For some PR trades, this is a perfectly adequate. One press release reaches a readership of a million people who in turn repay the client the cost of the press release and then some. The effect on the relationship between the organisation and the readers as well as tertiary publics such as journalists, editors and the process of WOM is ignored. Crude, better than nothing and informing management very little about effect.
Lets see if we can improve on that.
Suppose the PR practitioner was to ask the client:
- "Do you have values?"
- "Does your organisation have values?"
- "Do you invest time explaining, even re-enforcing, your values and the organisation's values to the Board?"
- "Do you and the Board invest time explaining your values and the organisation's values to your shareholders, employees, customers, vendors and other stakeholders?"
- "Do you use your values and the organisation's values to single out your brands among consumers/customers?"
I think that most managers would agree that their values and the values of the organisation are very significant competitive differentiators and that valued have value.
Now, lets make this harder.
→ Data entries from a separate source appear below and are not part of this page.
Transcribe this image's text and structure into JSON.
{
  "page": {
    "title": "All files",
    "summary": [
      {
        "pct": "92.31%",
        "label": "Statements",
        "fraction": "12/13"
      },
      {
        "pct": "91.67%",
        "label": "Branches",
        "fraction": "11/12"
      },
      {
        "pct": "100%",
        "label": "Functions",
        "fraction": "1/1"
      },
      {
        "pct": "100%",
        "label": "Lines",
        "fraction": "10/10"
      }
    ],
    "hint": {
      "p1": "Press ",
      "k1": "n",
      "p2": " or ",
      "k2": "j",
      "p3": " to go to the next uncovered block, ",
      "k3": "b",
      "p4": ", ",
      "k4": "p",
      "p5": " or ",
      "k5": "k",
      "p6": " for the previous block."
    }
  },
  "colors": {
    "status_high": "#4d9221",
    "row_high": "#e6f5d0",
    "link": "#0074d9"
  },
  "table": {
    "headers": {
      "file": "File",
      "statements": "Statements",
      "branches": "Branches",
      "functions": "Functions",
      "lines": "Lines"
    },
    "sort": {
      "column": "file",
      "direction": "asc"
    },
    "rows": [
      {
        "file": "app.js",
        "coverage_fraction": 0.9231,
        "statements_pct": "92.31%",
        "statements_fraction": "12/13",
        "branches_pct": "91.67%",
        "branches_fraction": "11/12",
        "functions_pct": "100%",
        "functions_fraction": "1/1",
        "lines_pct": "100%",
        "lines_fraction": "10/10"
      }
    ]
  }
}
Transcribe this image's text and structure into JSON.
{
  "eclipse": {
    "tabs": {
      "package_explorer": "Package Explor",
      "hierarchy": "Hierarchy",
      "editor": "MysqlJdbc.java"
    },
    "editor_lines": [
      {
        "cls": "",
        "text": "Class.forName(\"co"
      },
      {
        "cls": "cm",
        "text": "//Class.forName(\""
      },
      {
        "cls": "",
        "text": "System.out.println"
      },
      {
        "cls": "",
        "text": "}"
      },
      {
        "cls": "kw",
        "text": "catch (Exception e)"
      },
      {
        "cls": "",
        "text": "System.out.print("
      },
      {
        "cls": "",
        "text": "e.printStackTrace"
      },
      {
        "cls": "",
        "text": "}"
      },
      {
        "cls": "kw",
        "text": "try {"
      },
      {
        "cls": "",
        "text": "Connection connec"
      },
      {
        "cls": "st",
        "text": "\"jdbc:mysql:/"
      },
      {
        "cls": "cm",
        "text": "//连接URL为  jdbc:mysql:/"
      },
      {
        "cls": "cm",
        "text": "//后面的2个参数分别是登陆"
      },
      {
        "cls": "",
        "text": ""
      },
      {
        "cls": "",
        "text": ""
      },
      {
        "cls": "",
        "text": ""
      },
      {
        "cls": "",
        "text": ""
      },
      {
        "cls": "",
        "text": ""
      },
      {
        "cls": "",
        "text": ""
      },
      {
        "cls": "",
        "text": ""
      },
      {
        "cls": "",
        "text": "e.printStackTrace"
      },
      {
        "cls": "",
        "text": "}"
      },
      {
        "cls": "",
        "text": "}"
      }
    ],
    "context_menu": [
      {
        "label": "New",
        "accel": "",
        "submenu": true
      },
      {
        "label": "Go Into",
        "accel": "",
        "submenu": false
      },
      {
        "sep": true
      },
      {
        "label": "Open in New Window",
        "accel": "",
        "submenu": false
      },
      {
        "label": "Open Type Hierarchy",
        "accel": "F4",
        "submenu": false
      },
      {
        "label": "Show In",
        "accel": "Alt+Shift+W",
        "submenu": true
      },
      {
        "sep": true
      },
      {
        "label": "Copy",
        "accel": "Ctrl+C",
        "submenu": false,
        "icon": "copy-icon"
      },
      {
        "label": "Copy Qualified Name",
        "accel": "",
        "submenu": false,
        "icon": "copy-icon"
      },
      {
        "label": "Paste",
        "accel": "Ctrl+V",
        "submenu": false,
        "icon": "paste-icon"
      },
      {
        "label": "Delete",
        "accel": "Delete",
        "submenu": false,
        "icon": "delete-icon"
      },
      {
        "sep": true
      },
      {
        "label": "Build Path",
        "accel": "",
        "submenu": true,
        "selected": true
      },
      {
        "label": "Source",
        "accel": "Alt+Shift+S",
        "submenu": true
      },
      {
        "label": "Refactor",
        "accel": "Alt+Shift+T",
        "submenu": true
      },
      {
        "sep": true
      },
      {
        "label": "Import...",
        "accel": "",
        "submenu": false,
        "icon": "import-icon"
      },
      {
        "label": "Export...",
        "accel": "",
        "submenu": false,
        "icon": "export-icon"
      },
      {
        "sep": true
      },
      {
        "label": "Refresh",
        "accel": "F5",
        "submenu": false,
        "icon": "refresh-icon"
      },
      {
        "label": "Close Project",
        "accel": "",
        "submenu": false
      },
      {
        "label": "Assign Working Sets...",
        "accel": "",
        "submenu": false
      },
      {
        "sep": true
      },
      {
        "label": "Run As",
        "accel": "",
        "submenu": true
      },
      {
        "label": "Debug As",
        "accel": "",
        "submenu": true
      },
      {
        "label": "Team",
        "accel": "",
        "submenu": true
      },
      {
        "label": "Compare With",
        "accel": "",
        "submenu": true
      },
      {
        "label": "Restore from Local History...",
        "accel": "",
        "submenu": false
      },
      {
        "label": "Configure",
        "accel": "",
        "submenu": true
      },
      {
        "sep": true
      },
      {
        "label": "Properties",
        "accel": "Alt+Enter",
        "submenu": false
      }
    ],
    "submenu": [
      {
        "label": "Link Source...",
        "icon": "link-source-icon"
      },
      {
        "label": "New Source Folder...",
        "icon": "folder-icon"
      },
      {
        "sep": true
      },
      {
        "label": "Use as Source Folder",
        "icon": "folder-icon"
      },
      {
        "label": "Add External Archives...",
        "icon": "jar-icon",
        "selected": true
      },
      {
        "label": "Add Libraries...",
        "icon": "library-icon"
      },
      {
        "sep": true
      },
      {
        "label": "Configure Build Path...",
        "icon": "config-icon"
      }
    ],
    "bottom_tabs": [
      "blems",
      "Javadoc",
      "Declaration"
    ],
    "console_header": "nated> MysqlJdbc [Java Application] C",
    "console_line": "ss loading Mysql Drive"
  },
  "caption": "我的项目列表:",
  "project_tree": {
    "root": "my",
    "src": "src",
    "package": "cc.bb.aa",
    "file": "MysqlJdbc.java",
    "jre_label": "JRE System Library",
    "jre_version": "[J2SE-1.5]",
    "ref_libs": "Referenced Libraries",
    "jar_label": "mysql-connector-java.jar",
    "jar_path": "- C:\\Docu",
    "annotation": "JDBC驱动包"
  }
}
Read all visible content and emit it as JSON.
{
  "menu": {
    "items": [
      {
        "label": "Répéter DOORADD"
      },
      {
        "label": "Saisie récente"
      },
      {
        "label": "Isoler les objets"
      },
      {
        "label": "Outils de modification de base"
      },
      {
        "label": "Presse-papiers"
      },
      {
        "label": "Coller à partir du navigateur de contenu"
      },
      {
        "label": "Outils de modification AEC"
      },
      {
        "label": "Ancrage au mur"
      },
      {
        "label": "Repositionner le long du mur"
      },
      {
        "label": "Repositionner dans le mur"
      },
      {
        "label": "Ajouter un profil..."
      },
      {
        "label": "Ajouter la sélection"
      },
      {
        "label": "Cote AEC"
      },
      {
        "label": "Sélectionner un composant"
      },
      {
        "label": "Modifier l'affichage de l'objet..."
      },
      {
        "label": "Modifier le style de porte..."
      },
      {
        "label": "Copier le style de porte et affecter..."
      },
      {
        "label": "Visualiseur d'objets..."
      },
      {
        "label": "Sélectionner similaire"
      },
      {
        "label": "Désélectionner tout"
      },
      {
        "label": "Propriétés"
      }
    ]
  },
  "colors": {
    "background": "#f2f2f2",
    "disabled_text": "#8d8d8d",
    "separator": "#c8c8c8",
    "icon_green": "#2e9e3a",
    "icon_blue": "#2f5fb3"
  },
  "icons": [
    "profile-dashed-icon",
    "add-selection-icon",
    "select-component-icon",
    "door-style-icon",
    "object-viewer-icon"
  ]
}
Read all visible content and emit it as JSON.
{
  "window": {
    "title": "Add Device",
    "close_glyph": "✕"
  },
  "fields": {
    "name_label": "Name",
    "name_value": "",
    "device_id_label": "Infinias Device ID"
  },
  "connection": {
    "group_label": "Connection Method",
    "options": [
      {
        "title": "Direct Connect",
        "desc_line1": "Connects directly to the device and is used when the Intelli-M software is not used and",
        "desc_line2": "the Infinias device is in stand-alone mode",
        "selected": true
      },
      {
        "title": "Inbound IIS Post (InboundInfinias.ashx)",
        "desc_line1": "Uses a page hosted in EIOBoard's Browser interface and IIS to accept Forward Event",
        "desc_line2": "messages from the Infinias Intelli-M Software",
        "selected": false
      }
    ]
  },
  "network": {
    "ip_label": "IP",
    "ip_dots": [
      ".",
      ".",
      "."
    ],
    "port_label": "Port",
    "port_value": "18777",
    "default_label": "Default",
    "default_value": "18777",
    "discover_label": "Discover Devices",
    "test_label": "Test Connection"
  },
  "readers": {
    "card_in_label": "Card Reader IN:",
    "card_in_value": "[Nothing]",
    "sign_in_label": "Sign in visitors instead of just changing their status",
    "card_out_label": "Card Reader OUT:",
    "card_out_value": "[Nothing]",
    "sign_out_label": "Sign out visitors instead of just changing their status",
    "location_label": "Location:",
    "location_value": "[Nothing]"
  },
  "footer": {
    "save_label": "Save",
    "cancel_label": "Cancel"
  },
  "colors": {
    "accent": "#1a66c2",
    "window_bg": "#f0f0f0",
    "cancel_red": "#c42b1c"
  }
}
What if you ask the CEO:
- "What is the Return on Investment from your values and the values of the organisation?"
Now, in PR, we do have the answer.
Not marketers, not accountants, not business gurus.
Although many do recognise values as important even if they are not really sure how to identify values I cite: Charles Handy, Peter Drucker and Henry Mintzberg plus L Chen - 2009; H Donker 2008; M Chong 2010; J Cambra-Fierro & Y Polo-Redondo 2008; NL Trapp 2010 etc. etc).
In PR, grounded research (much better research than brand mangers have - and explained in this post), show that, among different segments of the public, there are drivers that build relationships between them and the organisation. They take the values of the organisation and where those values coincide with personal or group values, they find an affinity with the organisation.
An organisation can be described as a nexus of values and, to extent that they chime with the values of people or groups, there is a coincidence of interest.
We also know from a range of research and academic writing that organisations need to be able to understand the affinity between consumers and brand values to be effective and successful.
I cite, for example: JN Kapferer 2008; S Boo, J Busser, 2009; KL Keller & T Apéria 2008; S Srinivasan 2009; N Mizik & R Jacobson 2008; AE Cretu 2007; J Kim & JD Morris 2008 ....
For PR, deeper and more relevant measurement is to be able to identify the Return on organisational Values.
Does the organisation understand the values of its constituents? Does the organisation have values that chime with its constituency and in explications of its values, is it creating, sustaining and enriching positive relationships.
There is significant literature which explores the concept of Return on Values and much of the literature touches on matters like ethics, trust and reputation.
I cite for example: P van Beurden 2011; KS Cameron 2006; DA Waldman & MS de Luque 2006 LL Nash 2010 etc.
With rich, sustainable and supportive relationships, organisations will prosper both in the short and long term.
The return on investment in having clear, relevant, supportive and mutually acceptable values with the organisational constituency is a great deal more than cash out and cash-plus back. Yes, there is cash-plus back today but also cash-plus back tomorrow and with wider audiences. The real ROI will be seen to deliver real shareholder value, lower cost of doing business, a stable workforce with lower recruitment cost, enhanced vendor relationships and a more supportive licence to operate (Keller, Handy, etc etc).
Return on Values seems to be a much more sensible way of measuring PR.
Image from http://thefinancialbrand.com.